• **Supplied information**
:::

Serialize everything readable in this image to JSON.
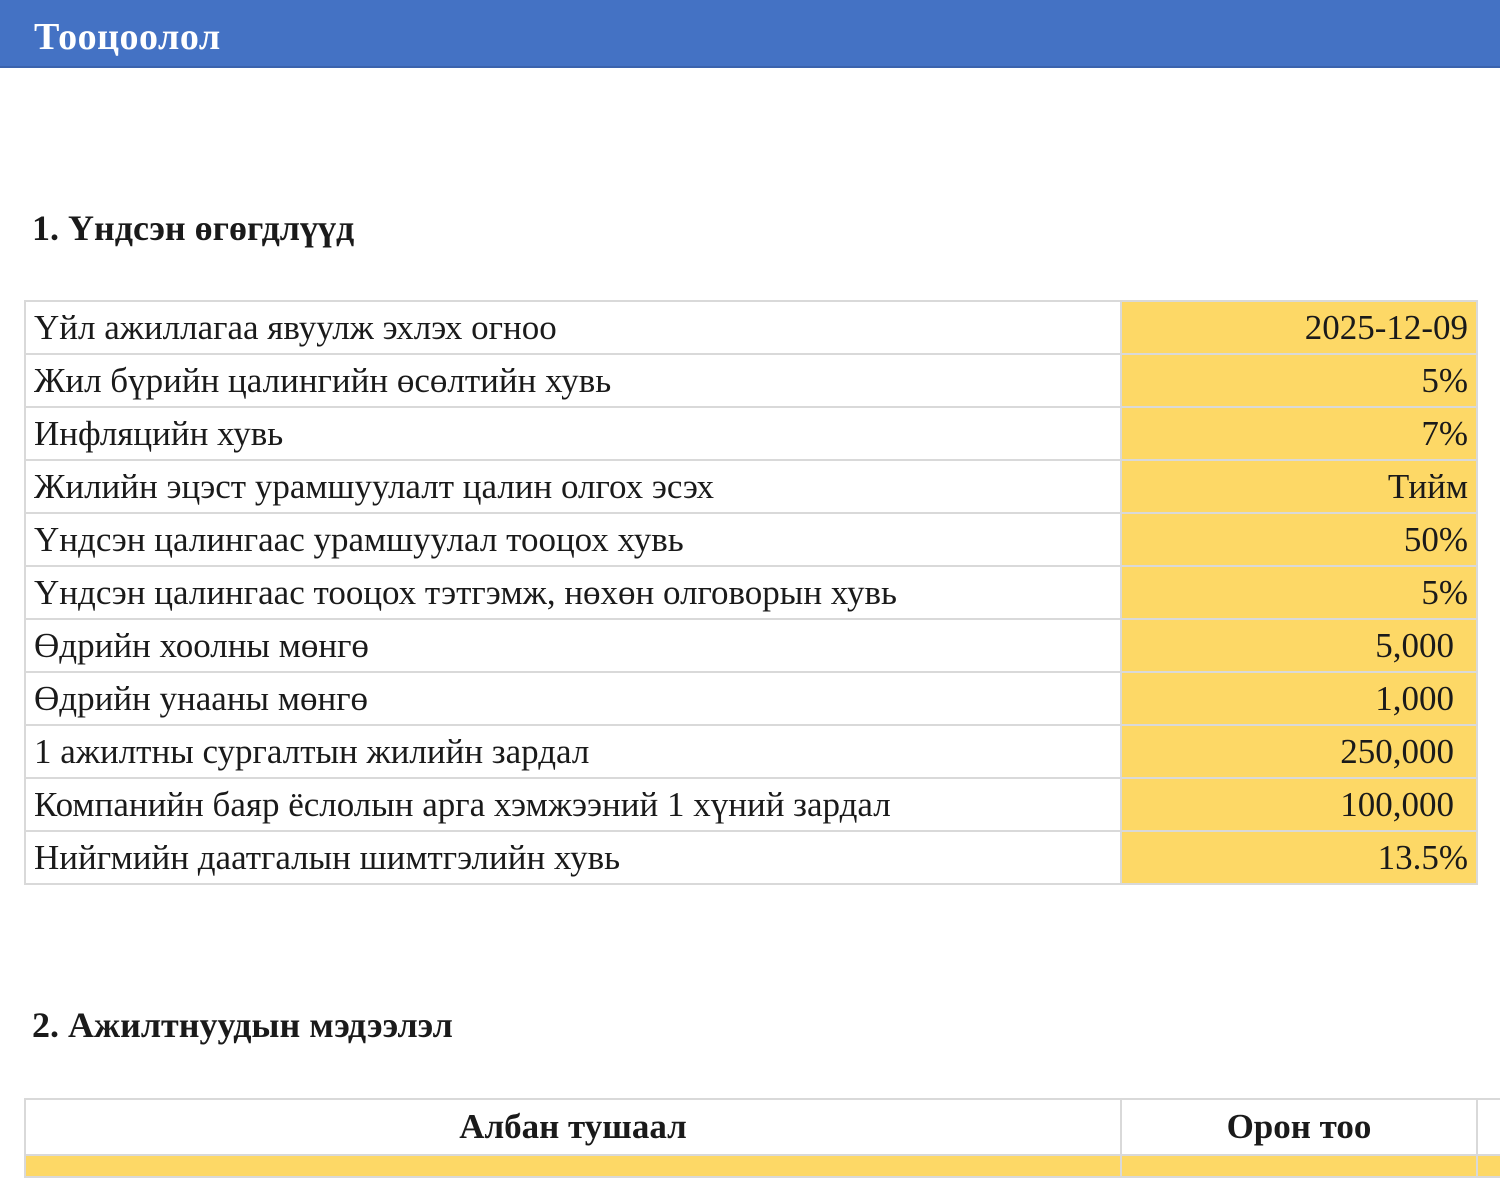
{
  "header": {
    "title": "Тооцоолол",
    "color": "#4472c4"
  },
  "sections": {
    "basic": {
      "heading": "1. Үндсэн өгөгдлүүд",
      "rows": [
        {
          "label": "Үйл ажиллагаа явуулж эхлэх огноо",
          "value": "2025-12-09"
        },
        {
          "label": "Жил бүрийн цалингийн өсөлтийн хувь",
          "value": "5%"
        },
        {
          "label": "Инфляцийн хувь",
          "value": "7%"
        },
        {
          "label": "Жилийн эцэст урамшуулалт цалин олгох эсэх",
          "value": "Тийм"
        },
        {
          "label": "Үндсэн цалингаас урамшуулал тооцох хувь",
          "value": "50%"
        },
        {
          "label": "Үндсэн цалингаас тооцох тэтгэмж, нөхөн олговорын хувь",
          "value": "5%"
        },
        {
          "label": "Өдрийн хоолны мөнгө",
          "value": "5,000"
        },
        {
          "label": "Өдрийн унааны мөнгө",
          "value": "1,000"
        },
        {
          "label": "1 ажилтны сургалтын жилийн зардал",
          "value": "250,000"
        },
        {
          "label": "Компанийн баяр ёслолын арга хэмжээний 1 хүний зардал",
          "value": "100,000"
        },
        {
          "label": "Нийгмийн даатгалын шимтгэлийн хувь",
          "value": "13.5%"
        }
      ],
      "input_color": "#fdd866"
    },
    "staff": {
      "heading": "2. Ажилтнуудын мэдээлэл",
      "columns": [
        "Албан тушаал",
        "Орон тоо"
      ]
    }
  }
}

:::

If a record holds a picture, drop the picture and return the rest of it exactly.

Serialize everything readable in this image to JSON.
{
  "header": {
    "title": "Тооцоолол",
    "color": "#4472c4"
  },
  "sections": {
    "basic": {
      "heading": "1. Үндсэн өгөгдлүүд",
      "rows": [
        {
          "label": "Үйл ажиллагаа явуулж эхлэх огноо",
          "value": "2025-12-09"
        },
        {
          "label": "Жил бүрийн цалингийн өсөлтийн хувь",
          "value": "5%"
        },
        {
          "label": "Инфляцийн хувь",
          "value": "7%"
        },
        {
          "label": "Жилийн эцэст урамшуулалт цалин олгох эсэх",
          "value": "Тийм"
        },
        {
          "label": "Үндсэн цалингаас урамшуулал тооцох хувь",
          "value": "50%"
        },
        {
          "label": "Үндсэн цалингаас тооцох тэтгэмж, нөхөн олговорын хувь",
          "value": "5%"
        },
        {
          "label": "Өдрийн хоолны мөнгө",
          "value": "5,000"
        },
        {
          "label": "Өдрийн унааны мөнгө",
          "value": "1,000"
        },
        {
          "label": "1 ажилтны сургалтын жилийн зардал",
          "value": "250,000"
        },
        {
          "label": "Компанийн баяр ёслолын арга хэмжээний 1 хүний зардал",
          "value": "100,000"
        },
        {
          "label": "Нийгмийн даатгалын шимтгэлийн хувь",
          "value": "13.5%"
        }
      ],
      "input_color": "#fdd866"
    },
    "staff": {
      "heading": "2. Ажилтнуудын мэдээлэл",
      "columns": [
        "Албан тушаал",
        "Орон тоо"
      ]
    }
  }
}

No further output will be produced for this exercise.